Select Texas Longhorn bulls that have well muscled, compact bodies; thick necks and deep chests; and well-formed sexual organs. A bull must be large enough to compete with other bulls, but not so large that young heifers cannot bear his weight during breeding.
Select cows and replacement heifers that are balanced in size for birthing efficiency; have good capacity to collect and store fat on their backs to survive long winters; and can produce quality milk in quantity.
You will need strong perimeter fences to contain your herd. Permanent barbed wire fences, post-and-rail fences and electric fences are all options. Electric fencing is the least expensive to install and the easiest to maintain.
Use portable electric fencing to subdivide your pastures and rotated the grazing of you Longhorn cattle. Subdividing allows for rationing of grass, ensures manure will be spread more evenly over pastures, and reduces the amount of grass damage due to trampling.
Provide access to water in each pasture segment, utilizing streams and ponds or water tanks.
Breed and Feed
Decide on a breeding method for your Texas Longhorn herd. Either keep the bull separate from your cows until breeding season, which ensures that all calves will be born at about the same time, or leave him with the herd year round, which reduces stress on the bull but provides less predictability for calving dates.
Provide good grass on pastures during the spring, summer and autumn; quality hay in the winter if grazing is limited; and protein feed if needed.
Put out salt and mineral licks to allow cattle to supplement the minerals they may not be getting through grazing.
Fatten for Beef
Feed and supplements
Beware of a Longhorn's horns, which can stretch well over 6 feet from tip to tip. Each horn is a weapon that can gouge and injure humans and other cattle.
Castrate bull calves when they are about four months old. This gives them a period of growth boosted by testosterone but limits the hormone induced toughening of meat as they grow older.
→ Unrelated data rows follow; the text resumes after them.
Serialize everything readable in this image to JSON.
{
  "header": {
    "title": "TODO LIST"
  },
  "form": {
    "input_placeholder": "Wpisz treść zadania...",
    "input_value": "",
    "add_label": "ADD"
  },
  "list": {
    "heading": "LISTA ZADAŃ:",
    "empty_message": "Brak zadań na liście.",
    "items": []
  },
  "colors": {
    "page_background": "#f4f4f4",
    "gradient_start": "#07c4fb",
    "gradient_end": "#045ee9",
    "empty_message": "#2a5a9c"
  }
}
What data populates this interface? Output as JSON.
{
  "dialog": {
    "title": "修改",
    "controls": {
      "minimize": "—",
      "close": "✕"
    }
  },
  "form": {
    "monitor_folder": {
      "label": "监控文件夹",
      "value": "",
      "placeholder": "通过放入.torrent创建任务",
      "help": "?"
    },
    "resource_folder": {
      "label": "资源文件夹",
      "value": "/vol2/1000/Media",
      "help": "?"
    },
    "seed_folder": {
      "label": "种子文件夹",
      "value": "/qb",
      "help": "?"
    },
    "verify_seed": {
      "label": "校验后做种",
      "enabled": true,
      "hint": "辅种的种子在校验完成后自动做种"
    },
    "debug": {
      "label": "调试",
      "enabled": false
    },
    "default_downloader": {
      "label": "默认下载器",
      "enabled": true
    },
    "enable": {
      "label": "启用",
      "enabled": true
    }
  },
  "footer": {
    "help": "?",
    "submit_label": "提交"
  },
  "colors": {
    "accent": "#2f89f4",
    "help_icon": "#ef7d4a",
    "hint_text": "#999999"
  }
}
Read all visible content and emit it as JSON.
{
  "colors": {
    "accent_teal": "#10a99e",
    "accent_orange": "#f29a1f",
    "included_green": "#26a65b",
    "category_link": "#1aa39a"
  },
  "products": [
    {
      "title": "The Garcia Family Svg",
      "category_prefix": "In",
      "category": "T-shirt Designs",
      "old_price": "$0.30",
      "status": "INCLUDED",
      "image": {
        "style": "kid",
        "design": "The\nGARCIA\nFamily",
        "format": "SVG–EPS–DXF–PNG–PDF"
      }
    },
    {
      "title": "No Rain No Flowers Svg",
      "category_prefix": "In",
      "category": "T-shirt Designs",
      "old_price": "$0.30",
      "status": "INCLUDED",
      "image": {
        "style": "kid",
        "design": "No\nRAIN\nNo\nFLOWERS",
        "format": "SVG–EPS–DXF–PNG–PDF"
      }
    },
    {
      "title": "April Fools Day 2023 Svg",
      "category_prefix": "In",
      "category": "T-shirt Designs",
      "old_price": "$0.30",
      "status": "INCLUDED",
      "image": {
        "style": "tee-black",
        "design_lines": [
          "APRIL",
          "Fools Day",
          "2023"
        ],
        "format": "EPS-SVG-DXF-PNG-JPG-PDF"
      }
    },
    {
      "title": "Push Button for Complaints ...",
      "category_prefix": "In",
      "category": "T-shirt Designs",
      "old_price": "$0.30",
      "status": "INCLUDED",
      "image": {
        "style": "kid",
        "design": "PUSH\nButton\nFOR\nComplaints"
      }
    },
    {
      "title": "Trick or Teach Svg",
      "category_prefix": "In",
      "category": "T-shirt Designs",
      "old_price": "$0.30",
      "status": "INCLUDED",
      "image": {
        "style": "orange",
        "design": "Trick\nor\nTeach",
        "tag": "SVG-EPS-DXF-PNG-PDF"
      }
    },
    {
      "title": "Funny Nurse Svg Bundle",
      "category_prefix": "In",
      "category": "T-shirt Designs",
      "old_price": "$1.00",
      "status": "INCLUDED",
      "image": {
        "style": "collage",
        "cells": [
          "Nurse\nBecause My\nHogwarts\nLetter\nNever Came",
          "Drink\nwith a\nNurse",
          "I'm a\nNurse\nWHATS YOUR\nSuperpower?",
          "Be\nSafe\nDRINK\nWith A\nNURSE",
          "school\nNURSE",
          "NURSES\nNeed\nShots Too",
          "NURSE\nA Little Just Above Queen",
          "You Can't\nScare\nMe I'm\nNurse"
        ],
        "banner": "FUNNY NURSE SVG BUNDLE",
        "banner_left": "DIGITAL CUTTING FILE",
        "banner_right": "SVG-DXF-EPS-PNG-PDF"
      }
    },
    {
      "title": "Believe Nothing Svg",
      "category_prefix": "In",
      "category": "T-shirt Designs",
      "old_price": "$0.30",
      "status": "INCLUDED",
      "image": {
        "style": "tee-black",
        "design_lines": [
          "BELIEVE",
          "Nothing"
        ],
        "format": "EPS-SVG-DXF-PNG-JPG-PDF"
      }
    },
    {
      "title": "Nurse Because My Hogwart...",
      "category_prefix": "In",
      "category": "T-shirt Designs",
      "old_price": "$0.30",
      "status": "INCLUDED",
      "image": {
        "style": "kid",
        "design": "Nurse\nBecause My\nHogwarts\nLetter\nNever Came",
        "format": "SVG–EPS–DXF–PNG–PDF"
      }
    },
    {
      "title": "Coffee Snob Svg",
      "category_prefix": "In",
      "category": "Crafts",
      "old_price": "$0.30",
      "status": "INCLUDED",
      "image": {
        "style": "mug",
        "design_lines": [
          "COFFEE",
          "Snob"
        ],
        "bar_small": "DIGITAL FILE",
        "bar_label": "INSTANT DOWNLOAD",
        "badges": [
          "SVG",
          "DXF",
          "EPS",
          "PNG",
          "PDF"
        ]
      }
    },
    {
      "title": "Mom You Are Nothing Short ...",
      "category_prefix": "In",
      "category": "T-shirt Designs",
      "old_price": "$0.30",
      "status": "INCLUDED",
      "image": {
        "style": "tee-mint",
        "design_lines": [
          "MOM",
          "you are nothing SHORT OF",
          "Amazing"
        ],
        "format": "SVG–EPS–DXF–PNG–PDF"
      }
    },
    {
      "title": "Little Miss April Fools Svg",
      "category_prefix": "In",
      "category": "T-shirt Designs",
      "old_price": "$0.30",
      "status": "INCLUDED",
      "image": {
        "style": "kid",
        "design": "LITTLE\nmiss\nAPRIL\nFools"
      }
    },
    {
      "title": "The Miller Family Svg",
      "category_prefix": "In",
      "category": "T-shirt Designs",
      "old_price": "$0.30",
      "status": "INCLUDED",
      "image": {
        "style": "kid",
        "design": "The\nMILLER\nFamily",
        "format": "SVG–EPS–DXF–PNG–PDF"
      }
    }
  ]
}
Wean Texas Longhorn calves when they are four to six months old. The longer a calf nurses, the greater its chance of quickly increasing its weight. However, you must balance the calf’s weight gain with the mother’s need to recover her strength before delivering her next calf.
Separate beef calves from the main herd to fatten for market. Graze them on pasture for grass fed cattle or supplement their diets with grain or protein feed for more rapid weight gain.
Cattle are ready for slaughter from nine months up to five years of age. Ruechel indicates that beef flavor is directly related to age; the older the animal, the more flavor the meat will have.
Arrange for a mobile slaughter unit to come to your farm to provide the lowest level of stress for your cattle. The less stress a cow endures, the more tender the meat. If a mobile slaughter unit is not available, use a trailer to transport your cattle to a slaughterhouse or livestock sale yard.
Items you will need
- Texas Longhorn: Survivor of the Past – Bright Promise for the Future; Dr. Stewart H. Fowler, PhD; 1996.
- Grass Fed Cattle: How to Produce and Market Natural Beef; Julius Ruechel; 2006.